Task goal
The answer must consist of every line from the entries that holds the word "placeholder".

++++++

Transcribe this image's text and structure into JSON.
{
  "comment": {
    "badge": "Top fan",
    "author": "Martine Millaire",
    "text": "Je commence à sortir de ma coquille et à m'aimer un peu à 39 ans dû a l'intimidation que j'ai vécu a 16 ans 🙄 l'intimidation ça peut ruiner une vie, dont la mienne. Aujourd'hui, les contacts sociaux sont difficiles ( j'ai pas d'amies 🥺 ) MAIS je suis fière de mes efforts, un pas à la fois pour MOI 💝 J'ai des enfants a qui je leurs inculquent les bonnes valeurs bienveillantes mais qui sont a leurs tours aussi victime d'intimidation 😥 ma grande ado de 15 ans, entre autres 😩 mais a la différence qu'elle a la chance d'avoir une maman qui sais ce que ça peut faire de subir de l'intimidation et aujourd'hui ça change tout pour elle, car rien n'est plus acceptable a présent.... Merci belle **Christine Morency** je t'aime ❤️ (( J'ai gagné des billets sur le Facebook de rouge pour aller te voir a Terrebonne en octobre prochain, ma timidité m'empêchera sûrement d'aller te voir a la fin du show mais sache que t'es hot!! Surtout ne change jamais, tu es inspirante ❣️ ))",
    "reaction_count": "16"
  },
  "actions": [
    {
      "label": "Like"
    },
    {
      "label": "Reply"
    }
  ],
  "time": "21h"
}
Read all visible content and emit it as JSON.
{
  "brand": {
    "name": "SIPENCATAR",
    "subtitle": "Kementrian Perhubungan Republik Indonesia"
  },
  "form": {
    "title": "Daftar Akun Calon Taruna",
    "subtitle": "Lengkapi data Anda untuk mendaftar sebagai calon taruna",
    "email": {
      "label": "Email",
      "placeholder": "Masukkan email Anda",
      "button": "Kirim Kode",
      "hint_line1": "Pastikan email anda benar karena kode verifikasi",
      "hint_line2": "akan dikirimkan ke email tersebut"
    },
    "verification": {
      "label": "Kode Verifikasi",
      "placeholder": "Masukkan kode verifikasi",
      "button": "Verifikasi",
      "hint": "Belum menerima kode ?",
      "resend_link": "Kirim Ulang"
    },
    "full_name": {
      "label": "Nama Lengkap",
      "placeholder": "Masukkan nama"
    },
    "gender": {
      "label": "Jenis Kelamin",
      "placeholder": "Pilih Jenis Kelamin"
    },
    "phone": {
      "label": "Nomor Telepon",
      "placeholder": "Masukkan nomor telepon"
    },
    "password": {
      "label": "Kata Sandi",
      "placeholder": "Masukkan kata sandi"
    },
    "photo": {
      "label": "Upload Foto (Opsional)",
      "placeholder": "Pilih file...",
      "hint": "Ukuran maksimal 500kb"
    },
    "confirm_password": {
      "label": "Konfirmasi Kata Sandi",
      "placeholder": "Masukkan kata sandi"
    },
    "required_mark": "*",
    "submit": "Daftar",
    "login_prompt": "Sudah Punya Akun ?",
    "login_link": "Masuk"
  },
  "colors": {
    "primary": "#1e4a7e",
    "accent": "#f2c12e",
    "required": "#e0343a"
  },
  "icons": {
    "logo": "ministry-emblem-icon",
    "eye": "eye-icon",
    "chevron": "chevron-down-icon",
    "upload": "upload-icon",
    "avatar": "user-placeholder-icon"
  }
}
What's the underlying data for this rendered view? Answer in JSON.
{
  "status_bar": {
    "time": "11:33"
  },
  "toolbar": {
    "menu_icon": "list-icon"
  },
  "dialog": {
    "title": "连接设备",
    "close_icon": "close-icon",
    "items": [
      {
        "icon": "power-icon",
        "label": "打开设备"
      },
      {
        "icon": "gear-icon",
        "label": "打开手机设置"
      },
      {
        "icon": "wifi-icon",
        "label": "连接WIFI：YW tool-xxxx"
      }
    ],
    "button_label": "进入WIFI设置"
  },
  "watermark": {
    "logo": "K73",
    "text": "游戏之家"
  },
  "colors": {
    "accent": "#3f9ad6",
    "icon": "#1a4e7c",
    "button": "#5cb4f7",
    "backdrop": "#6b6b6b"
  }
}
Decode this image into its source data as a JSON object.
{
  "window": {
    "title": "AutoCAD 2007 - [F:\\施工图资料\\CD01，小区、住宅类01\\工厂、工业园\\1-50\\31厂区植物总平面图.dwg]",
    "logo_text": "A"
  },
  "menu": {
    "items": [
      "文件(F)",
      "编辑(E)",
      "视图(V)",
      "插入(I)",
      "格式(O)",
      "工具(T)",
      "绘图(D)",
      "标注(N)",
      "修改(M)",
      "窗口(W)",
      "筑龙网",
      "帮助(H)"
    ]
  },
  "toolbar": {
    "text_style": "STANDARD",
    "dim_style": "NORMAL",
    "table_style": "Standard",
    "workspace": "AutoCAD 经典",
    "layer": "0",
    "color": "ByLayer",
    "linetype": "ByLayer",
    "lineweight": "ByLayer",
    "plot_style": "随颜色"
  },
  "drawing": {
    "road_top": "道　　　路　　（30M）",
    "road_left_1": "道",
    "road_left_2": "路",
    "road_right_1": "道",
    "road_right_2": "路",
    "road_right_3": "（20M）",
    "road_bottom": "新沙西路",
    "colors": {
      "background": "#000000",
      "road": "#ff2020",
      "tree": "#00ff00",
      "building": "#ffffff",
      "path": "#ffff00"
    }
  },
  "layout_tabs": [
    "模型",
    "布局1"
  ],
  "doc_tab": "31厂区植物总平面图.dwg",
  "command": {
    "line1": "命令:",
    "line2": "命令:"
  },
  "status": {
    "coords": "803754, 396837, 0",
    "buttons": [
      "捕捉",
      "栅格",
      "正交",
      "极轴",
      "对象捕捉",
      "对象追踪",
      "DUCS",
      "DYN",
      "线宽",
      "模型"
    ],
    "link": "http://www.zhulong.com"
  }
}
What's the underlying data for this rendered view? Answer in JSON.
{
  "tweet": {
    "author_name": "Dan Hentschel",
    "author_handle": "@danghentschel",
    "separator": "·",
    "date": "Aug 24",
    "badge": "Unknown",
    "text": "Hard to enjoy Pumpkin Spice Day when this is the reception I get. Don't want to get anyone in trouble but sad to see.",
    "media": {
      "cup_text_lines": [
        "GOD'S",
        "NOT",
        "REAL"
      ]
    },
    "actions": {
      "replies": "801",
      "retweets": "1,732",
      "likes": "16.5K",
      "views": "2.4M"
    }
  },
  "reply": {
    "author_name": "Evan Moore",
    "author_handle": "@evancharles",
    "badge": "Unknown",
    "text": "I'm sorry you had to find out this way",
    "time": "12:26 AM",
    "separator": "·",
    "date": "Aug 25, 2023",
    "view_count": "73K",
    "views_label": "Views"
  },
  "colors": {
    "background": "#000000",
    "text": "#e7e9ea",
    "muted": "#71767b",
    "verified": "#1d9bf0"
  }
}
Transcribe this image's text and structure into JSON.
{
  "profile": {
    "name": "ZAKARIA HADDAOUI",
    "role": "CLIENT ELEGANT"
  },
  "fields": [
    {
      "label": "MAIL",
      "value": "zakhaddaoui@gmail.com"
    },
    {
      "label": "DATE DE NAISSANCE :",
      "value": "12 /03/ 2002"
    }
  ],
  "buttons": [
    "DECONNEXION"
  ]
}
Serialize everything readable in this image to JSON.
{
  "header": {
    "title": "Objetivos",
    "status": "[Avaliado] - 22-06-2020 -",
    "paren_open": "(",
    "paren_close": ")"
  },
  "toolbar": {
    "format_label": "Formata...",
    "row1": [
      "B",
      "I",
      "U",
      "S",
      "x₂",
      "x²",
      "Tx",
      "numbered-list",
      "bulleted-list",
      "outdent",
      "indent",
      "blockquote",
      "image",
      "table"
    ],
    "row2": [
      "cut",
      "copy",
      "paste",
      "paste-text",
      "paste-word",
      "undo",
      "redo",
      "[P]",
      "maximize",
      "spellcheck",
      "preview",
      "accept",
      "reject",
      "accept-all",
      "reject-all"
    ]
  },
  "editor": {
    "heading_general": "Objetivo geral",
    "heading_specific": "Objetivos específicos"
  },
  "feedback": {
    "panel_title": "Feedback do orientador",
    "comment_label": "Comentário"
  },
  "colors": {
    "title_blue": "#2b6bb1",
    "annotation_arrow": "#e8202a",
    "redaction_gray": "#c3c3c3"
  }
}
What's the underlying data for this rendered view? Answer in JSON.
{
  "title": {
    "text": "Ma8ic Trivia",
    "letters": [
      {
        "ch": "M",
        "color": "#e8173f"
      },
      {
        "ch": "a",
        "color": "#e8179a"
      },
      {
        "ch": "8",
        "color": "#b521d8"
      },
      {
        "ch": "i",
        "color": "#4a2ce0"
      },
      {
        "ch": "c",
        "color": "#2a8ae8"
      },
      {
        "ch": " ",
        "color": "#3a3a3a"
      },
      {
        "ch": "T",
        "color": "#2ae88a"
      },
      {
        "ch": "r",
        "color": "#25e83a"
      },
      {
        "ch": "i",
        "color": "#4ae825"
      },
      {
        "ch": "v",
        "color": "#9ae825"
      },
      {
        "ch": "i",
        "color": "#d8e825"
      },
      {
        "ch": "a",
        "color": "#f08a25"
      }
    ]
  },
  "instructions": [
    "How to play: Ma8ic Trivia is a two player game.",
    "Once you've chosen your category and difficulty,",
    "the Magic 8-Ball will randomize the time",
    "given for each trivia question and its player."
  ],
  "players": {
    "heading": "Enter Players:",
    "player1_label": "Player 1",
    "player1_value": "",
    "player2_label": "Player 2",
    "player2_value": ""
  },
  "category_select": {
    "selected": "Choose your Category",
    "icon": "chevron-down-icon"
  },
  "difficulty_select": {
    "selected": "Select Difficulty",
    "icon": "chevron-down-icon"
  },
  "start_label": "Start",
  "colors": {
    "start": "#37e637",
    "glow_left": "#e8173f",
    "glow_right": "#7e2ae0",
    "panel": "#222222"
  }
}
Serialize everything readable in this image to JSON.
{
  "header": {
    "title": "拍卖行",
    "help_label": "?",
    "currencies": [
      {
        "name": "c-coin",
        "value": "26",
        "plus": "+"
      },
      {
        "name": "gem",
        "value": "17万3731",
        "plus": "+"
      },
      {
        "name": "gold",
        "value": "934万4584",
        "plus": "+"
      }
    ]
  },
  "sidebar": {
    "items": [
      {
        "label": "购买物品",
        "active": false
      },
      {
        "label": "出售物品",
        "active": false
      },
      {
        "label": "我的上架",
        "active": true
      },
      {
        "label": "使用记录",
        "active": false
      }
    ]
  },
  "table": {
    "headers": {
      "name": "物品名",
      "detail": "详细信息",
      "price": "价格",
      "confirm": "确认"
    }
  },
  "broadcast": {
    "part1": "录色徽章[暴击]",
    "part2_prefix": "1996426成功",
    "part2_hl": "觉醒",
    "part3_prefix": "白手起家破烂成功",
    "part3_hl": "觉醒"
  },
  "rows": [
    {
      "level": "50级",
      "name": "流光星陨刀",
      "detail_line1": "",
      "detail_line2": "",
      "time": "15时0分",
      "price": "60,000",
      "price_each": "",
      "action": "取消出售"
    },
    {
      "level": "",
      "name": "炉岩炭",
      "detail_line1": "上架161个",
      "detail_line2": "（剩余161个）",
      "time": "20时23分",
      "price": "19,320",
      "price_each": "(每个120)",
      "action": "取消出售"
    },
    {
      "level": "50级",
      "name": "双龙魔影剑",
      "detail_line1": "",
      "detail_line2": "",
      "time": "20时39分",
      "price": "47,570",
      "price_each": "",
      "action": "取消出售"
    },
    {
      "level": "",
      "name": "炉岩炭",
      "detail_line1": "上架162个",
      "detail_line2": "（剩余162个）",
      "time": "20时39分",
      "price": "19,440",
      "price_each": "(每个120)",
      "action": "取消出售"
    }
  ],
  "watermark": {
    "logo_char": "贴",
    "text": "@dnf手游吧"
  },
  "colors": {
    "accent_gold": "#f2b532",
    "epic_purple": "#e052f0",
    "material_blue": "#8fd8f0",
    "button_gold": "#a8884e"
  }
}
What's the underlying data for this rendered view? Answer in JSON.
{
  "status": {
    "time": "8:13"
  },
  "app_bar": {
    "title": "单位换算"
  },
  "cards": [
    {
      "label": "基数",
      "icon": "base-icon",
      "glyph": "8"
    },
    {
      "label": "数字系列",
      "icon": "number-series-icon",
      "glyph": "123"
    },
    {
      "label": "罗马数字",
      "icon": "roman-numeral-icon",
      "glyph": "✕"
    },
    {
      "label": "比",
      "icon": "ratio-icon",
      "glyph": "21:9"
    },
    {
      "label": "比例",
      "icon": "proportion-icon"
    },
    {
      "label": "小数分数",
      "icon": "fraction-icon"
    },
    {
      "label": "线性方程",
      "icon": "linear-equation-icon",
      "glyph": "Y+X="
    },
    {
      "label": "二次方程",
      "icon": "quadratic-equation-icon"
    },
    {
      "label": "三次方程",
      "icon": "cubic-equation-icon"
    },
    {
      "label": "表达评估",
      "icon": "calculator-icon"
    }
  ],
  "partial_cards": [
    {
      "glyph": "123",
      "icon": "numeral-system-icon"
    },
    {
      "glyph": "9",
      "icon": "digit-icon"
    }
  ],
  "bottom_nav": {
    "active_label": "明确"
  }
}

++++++

Answer for the task
      "placeholder": "Masukkan email Anda",
      "placeholder": "Masukkan kode verifikasi",
      "placeholder": "Masukkan nama"
      "placeholder": "Pilih Jenis Kelamin"
      "placeholder": "Masukkan nomor telepon"
      "placeholder": "Masukkan kata sandi"
      "placeholder": "Pilih file...",
      "placeholder": "Masukkan kata sandi"
    "avatar": "user-placeholder-icon"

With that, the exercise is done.